--- Task to complete ---
Your answer should consist of each line below that includes the word "amor".

(Excerpts from an interface dataset)

━━━━

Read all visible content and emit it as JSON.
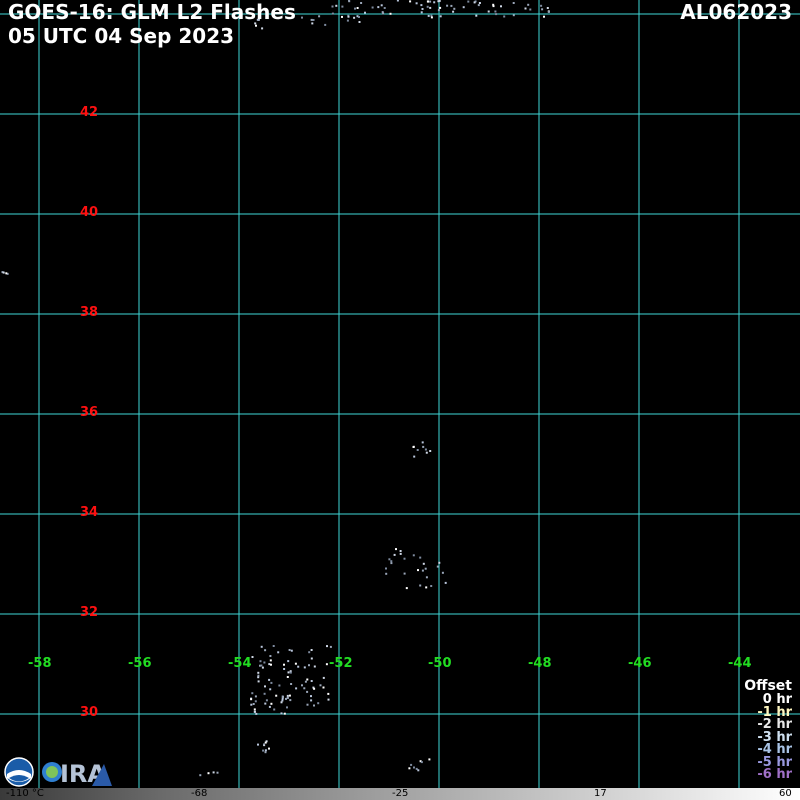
{
  "header": {
    "title_line1": "GOES-16: GLM L2 Flashes",
    "title_line2": "05 UTC 04 Sep 2023",
    "storm_id": "AL062023"
  },
  "map": {
    "lat_labels": [
      "42",
      "40",
      "38",
      "36",
      "34",
      "32",
      "30"
    ],
    "lon_labels": [
      "-58",
      "-56",
      "-54",
      "-52",
      "-50",
      "-48",
      "-46",
      "-44"
    ],
    "gridline_color": "#3fd8d8",
    "lat_label_color": "#ff1010",
    "lon_label_color": "#22dd22"
  },
  "legend": {
    "title": "Offset",
    "entries": [
      {
        "label": "0 hr",
        "color": "#ffffff"
      },
      {
        "label": "-1 hr",
        "color": "#fff7c0"
      },
      {
        "label": "-2 hr",
        "color": "#e8e8e8"
      },
      {
        "label": "-3 hr",
        "color": "#cfe0f0"
      },
      {
        "label": "-4 hr",
        "color": "#a9c4e6"
      },
      {
        "label": "-5 hr",
        "color": "#9a9ae0"
      },
      {
        "label": "-6 hr",
        "color": "#a070c8"
      }
    ]
  },
  "colorbar": {
    "labels": [
      "-110 °C",
      "-68",
      "-25",
      "17",
      "60"
    ]
  },
  "logos": {
    "icons": [
      "noaa-logo",
      "cira-logo"
    ]
  }
}
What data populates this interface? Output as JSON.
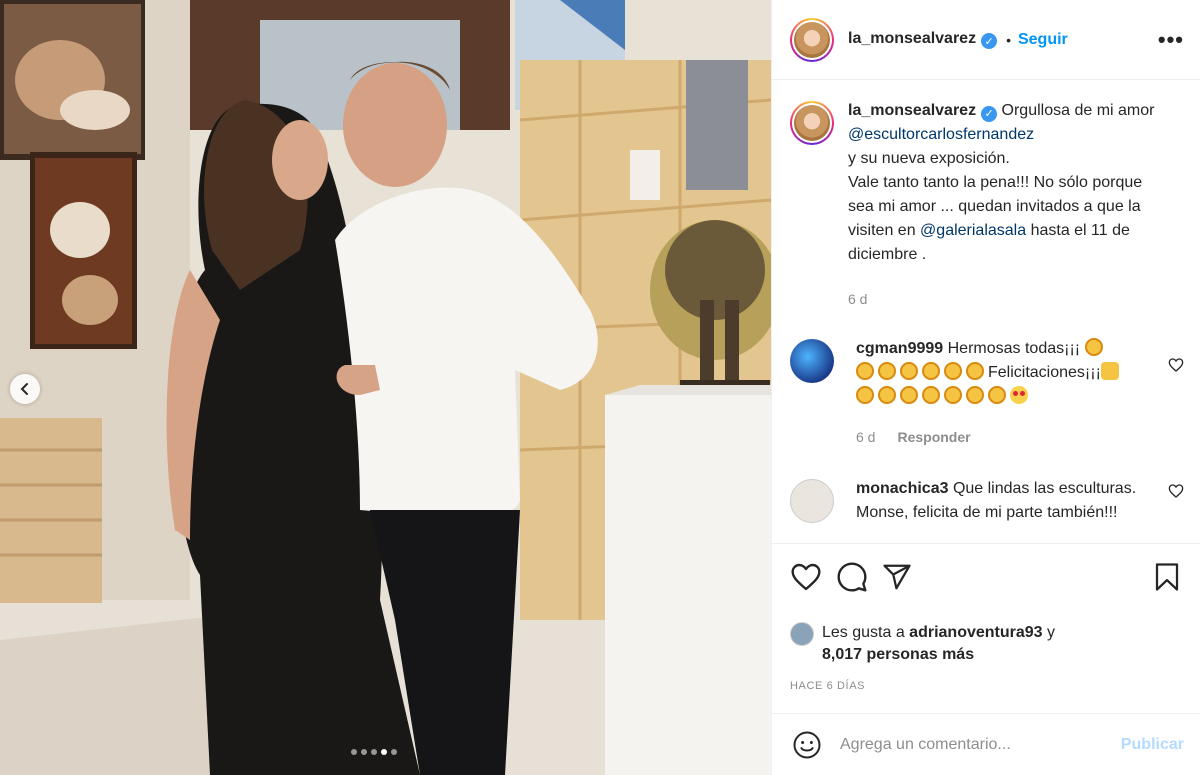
{
  "post": {
    "username": "la_monsealvarez",
    "separator": "•",
    "follow_label": "Seguir",
    "more_label": "•••",
    "carousel": {
      "total_dots": 5,
      "active_index": 3
    }
  },
  "caption": {
    "username": "la_monsealvarez",
    "text_1": "Orgullosa de mi amor ",
    "mention_1": "@escultorcarlosfernandez",
    "text_2": "y su nueva exposición.",
    "text_3": "Vale tanto tanto la pena!!! No sólo porque sea mi amor ... quedan invitados a que la visiten en ",
    "mention_2": "@galerialasala",
    "text_4": " hasta el 11 de diciembre .",
    "time": "6 d"
  },
  "comments": [
    {
      "username": "cgman9999",
      "text_1": "Hermosas todas¡¡¡ ",
      "text_2": "Felicitaciones¡¡¡",
      "time": "6 d",
      "reply_label": "Responder"
    },
    {
      "username": "monachica3",
      "text": "Que lindas las esculturas. Monse, felicita de mi parte también!!!"
    }
  ],
  "likes": {
    "prefix": "Les gusta a ",
    "user": "adrianoventura93",
    "joiner": " y",
    "count_text": "8,017 personas más"
  },
  "timestamp": "HACE 6 DÍAS",
  "comment_box": {
    "placeholder": "Agrega un comentario...",
    "publish_label": "Publicar"
  },
  "colors": {
    "accent": "#0095f6",
    "verified": "#3897f0",
    "mention": "#00376b",
    "muted": "#8e8e8e",
    "publish_disabled": "#b3dbff"
  },
  "icons": [
    "chevron-left-icon",
    "verified-icon",
    "heart-icon",
    "comment-icon",
    "share-icon",
    "bookmark-icon",
    "smile-icon"
  ]
}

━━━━

--- Answer for the task ---
    "text_1": "Orgullosa de mi amor ",
    "text_3": "Vale tanto tanto la pena!!! No sólo porque sea mi amor ... quedan invitados a que la visiten en ",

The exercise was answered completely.